…Life is hard.
Sometimes we make decisions that dramatically impede our quest towards fulfillment and happiness when we believe that those decisions are the linchpins that will lead us there.
I have spent a considerable amount of time weighing risk in my personal life… “What is the risk of staying in this relationship?…for a year longer? A day longer?”… “What is the risk of accepting this new job opportunity?” …”What is the risk of staying in this job any longer?”… “What is the risk of caving to peer pressure?” (Which has resulted pleasantly into being 32 and having *never* even tried an elicit drug. None of them – not even those that I think should be legislated to be legal) … “Medically – what is the risk of doing this to my body? What are the outcomes and what are the percentages that things will be favorable for me?” and then determining potential outcomes and whether or not the risk is giving me a large enough margin for success.
I am an incessant planner. I plan everything. I feel comfort in having things planned out on the calendar. I plot out our finances generally about 6 months at a time and make decisions from there… that gives me an odd sense of control and comfort; I feel like I can control those things so it subsequently makes me feel in control.
However, as it pertains to the future – my career – things related to the kids – there are so many variables that are wildly outside of my control. No, this is not to say that I am a control freak, because I don’t believe that I am one of “those”… I do think that my need for “control” lies in “What is the plan?”. If my spouse or work colleague or what-have-you has a plan related to how they imagine this thing plays out then that is good for me… if its left up to interpretation… like que sera sera style…….I can’t deal. I need structure and a plan – even if that plan might not work out – I need the plan to exist in its simplest form.

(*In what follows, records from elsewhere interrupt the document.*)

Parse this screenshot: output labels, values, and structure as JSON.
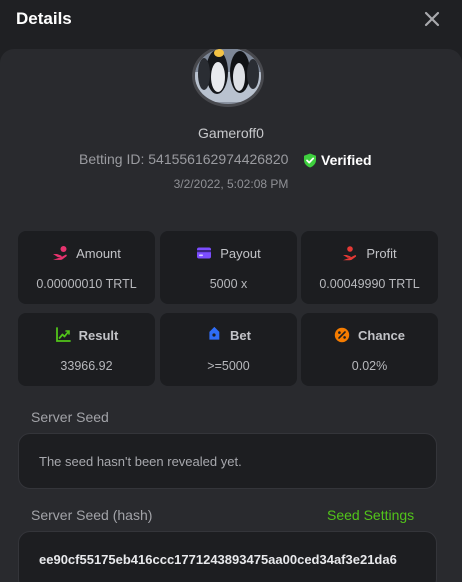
{
  "header": {
    "title": "Details",
    "close_icon": "close-icon"
  },
  "profile": {
    "avatar_icon": "penguin-avatar",
    "username": "Gameroff0",
    "betting_id_text": "Betting ID: 541556162974426820",
    "verified_label": "Verified",
    "timestamp": "3/2/2022, 5:02:08 PM"
  },
  "stats": [
    {
      "label": "Amount",
      "value": "0.00000010 TRTL",
      "icon": "hand-coin-icon",
      "color": "#e6336e"
    },
    {
      "label": "Payout",
      "value": "5000 x",
      "icon": "wallet-card-icon",
      "color": "#7c4dff"
    },
    {
      "label": "Profit",
      "value": "0.00049990 TRTL",
      "icon": "hand-up-icon",
      "color": "#e53935"
    },
    {
      "label": "Result",
      "value": "33966.92",
      "icon": "chart-trend-icon",
      "color": "#52c41a"
    },
    {
      "label": "Bet",
      "value": ">=5000",
      "icon": "tag-icon",
      "color": "#2f6df6"
    },
    {
      "label": "Chance",
      "value": "0.02%",
      "icon": "percent-icon",
      "color": "#f57c00"
    }
  ],
  "server_seed": {
    "label": "Server Seed",
    "text": "The seed hasn't been revealed yet."
  },
  "server_seed_hash": {
    "label": "Server Seed (hash)",
    "settings_label": "Seed Settings",
    "value": "ee90cf55175eb416ccc1771243893475aa00ced34af3e21da6"
  },
  "colors": {
    "accent_green": "#52c41a",
    "verified_green": "#3ecf3e"
  }
}
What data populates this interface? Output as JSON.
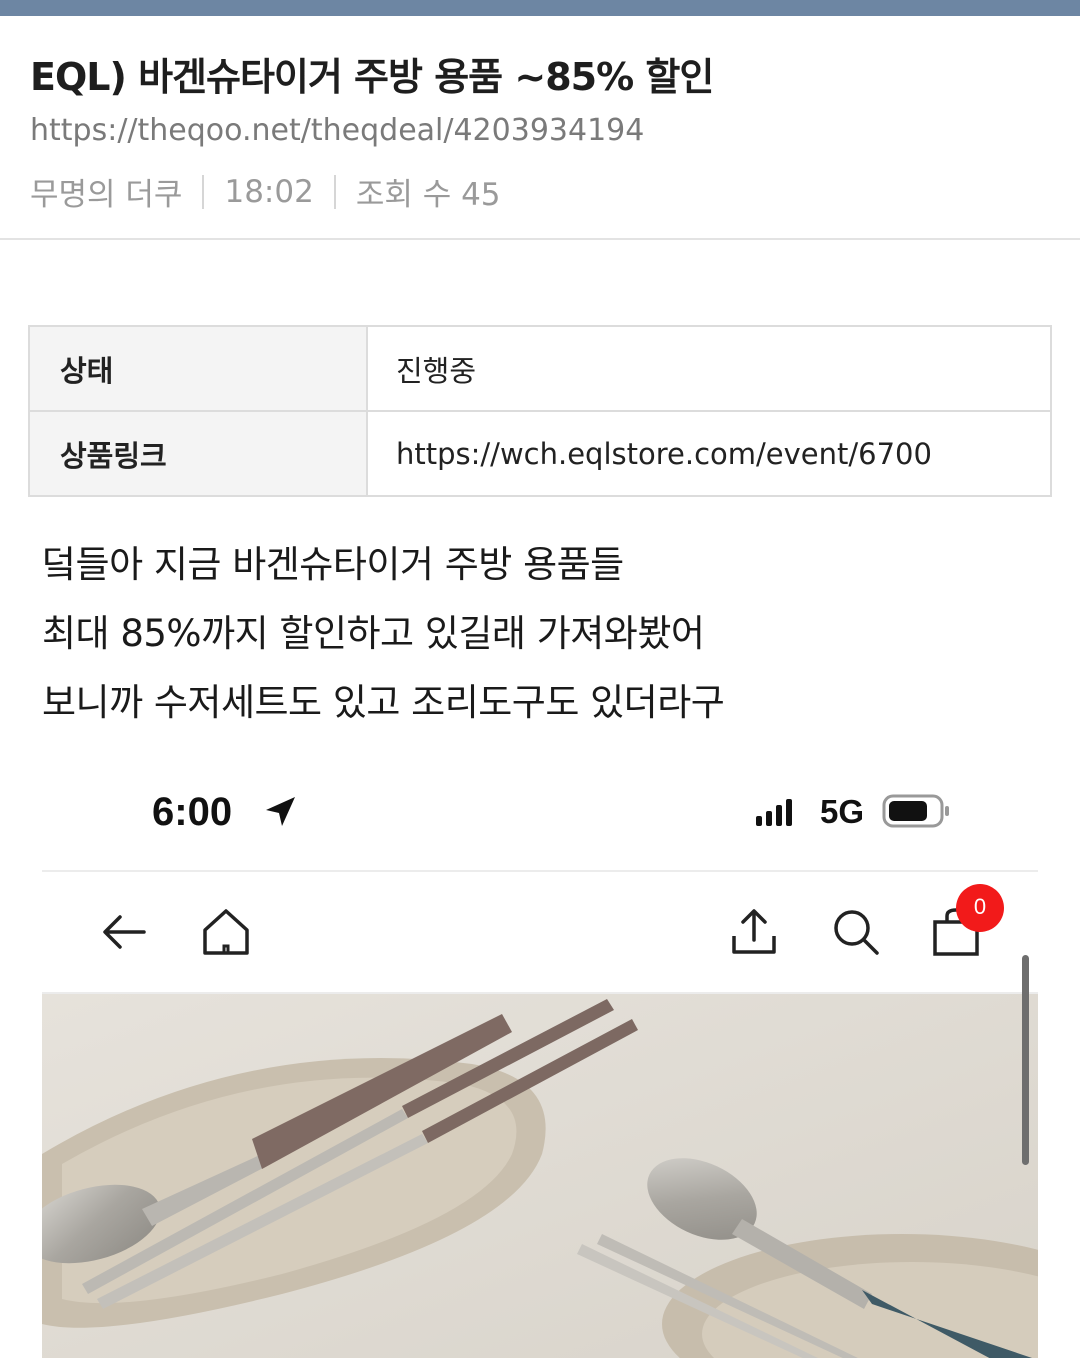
{
  "post": {
    "title": "EQL) 바겐슈타이거 주방 용품 ~85% 할인",
    "url": "https://theqoo.net/theqdeal/4203934194",
    "author": "무명의 더쿠",
    "time": "18:02",
    "views": "조회 수 45"
  },
  "info": [
    {
      "label": "상태",
      "value": "진행중"
    },
    {
      "label": "상품링크",
      "value": "https://wch.eqlstore.com/event/6700"
    }
  ],
  "body_lines": [
    "덬들아 지금 바겐슈타이거 주방 용품들",
    "최대 85%까지 할인하고 있길래 가져와봤어",
    "보니까 수저세트도 있고 조리도구도 있더라구"
  ],
  "phone": {
    "time": "6:00",
    "network": "5G",
    "cart_count": "0",
    "icons": [
      "location-arrow-icon",
      "signal-icon",
      "battery-icon",
      "back-arrow-icon",
      "home-icon",
      "share-icon",
      "search-icon",
      "shopping-bag-icon"
    ]
  },
  "colors": {
    "topbar": "#6d86a3",
    "badge": "#f21a1a",
    "meta_text": "#9a9a9a"
  }
}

Which brings me to today. I have resisted going for things consistently in my adult life out of fear of rejection or failure. I consistently do not pursue things out of fear and today that feels all too real to me… I often flounder immediately following a “failure”… and a failure can be simply finding out something profound that was the opposite of what you had hoped. In example, I pursued an opportunity that was graciously offered to me and supported by my current division to try something out before accepting it. I realized all too quickly that under no circumstances was I working a 16+ hour work day. I met some incredibly fun, enjoyable, personalities on the respective teams that made my workday less painful – but I could not sacrifice the things I had worked so hard to build.
1. Proper eating habits. (I was 100lbs overweight once. I have battled back from obesity and thyroid disease; nothing is going to put me back in that place.)
2. Exercise. (I was tired and every part of my body hurt from sitting in a non-ergonomic meeting room chair after a spinal injury in 2009 changed everything – you might think its ‘prissy’ but have a spinal injury and then sit in a chair that isn’t designed to be sat in for 16 straight hours and then talk to me when every part of your body is throbbing and you can feel your heartbeat in places where you shouldn’t feel your heartbeat…).
3. Education. (I am a lifelong learner and even though sometimes I think I am an idiot for the student loans – nevertheless I persist. I want the letters behind my name – I want to be the young mom/wife who defied the odds and didn’t become a statistic, so I continue. I am a good student, with an excellent GPA, and I am not letting anything except a family crisis interrupt that).
Sometimes it is completely OK to say – Thank you… but this is not right for me. It is OK to stand up for yourself and respectfully (key word) challenge the status quo. Women need to hear this, especially. You are not required to simply ‘fall in line’. Be grateful for opportunities, but do not feel as though you must professionally conform if it does not suit you. You can respectfully thank someone for their time, be sad it didn’t work out, but be OK with admitting that even though this worked out for other people – it does not work out for you. <— this part… I struggle with… If other people do the thing just fine, why can’t I do ‘the thing’? In my heart it feels like it means I am a failure, I am less-than, everyone else is better, I am the odd-man-out. But – maybe it just means that I am the one with different priorities?
Things I am grateful for…
- A division that prioritizes training above all else.
- Leadership teams that get me the help/training I need if I feel as though I am lacking in it.
- Boss, husband, friends, family who remind you that you are not a failure and that sometimes things just don’t work out and it has nothing to do with your abilities or who you are as a person. Its like a puzzle and we are all pieces that don’t fit into all puzzles.
So, I took a risk and “failed” so to speak… Chose that this was absolutely not the right move for me; leaves you feeling like a rudderless boat – without direction. Sadly, it also makes you feel as though you shouldn’t take risks, that the scary jumps you’ve taken haven’t been worth it and that maybe you should go back to playing it safe. I tend to play it safe. I need to accept that sometimes I will take risks and that they don’t live up to my hopes and dreams and that I simply need to change course – as opposed to letting it turn into a catastrophic, personal, existential crises.
I realize that I write all of this – it sounds great on paper – but that I likely won’t take the advice just yet. We grow and we learn but sometimes old habits die hard. Always grow – always learn… even if the risks lead to “failure” – you learn something from each of them; focus on the thing you learn.